WWF is one of the world's largest independent conservation organizations, with over 5 million supporters and a global network active in over 100 countries. WWF's mission is to stop the degradation of the earth's natural environment and to build a future in which humans live in harmony with nature, by conserving the world's biological diversity, ensuring that the use of renewable natural resources is sustainable, and promoting the reduction of pollution and wasteful consumption.
Around the world, WWF focuses its efforts towards achieving six major goals related to forests, oceans, wildlife, food, climate & energy, and freshwater, and three key drivers of environmental problems – markets, finance and governance.

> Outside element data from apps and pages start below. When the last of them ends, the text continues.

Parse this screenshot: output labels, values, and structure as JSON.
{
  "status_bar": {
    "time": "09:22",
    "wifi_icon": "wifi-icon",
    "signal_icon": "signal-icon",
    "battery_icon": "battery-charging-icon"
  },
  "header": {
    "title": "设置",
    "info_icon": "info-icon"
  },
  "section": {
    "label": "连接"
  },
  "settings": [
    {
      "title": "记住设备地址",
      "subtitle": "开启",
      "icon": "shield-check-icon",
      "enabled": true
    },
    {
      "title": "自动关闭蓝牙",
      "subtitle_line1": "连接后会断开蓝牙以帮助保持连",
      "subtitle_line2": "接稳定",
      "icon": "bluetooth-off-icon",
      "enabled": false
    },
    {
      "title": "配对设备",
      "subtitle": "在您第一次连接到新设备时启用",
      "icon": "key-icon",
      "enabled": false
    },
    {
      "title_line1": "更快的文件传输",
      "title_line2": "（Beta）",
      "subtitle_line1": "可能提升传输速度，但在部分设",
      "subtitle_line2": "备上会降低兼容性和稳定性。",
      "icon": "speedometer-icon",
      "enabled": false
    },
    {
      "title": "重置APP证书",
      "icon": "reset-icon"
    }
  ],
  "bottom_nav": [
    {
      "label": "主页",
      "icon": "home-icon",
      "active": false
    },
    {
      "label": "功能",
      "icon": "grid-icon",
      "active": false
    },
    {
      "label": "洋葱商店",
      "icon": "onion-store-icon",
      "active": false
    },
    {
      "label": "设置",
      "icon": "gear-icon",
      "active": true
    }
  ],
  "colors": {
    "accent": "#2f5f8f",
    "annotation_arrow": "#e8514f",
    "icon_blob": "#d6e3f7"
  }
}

WWF, through its global Forest Practice community, aims for a world enriched by extensive, resilient forest landscapes benefiting biodiversity, people and climate. By 2030, the Forest Practice aims to contribute to the following major outcomes:
- 50% of the world’s forests are effectively protected or under improved management
- Deforestation has been halted
- 350 million hectares of forest landscapes are restored
Forest Landscape Restoration (FLR) is an important pillar of WWF’s work to achieve its global goals. WWF is working with governments, communities, NGOs, private sector and a range of other partners to catalyse the implementation of Bonn Challenge commitments on the ground. This includes building on the experiences and lessons learnt from implementing FLR to date, and by identifying and leveraging growing political and financial opportunities to deliver FLR at scale. In Africa, this includes providing technical, policy and other strategic inputs to the AFR100 Initiative, and by supporting member countries and local partners to develop national and landscape level FLR strategies, mobilise resources and implement FLR programmes as a contribution to the 100 million hectare target.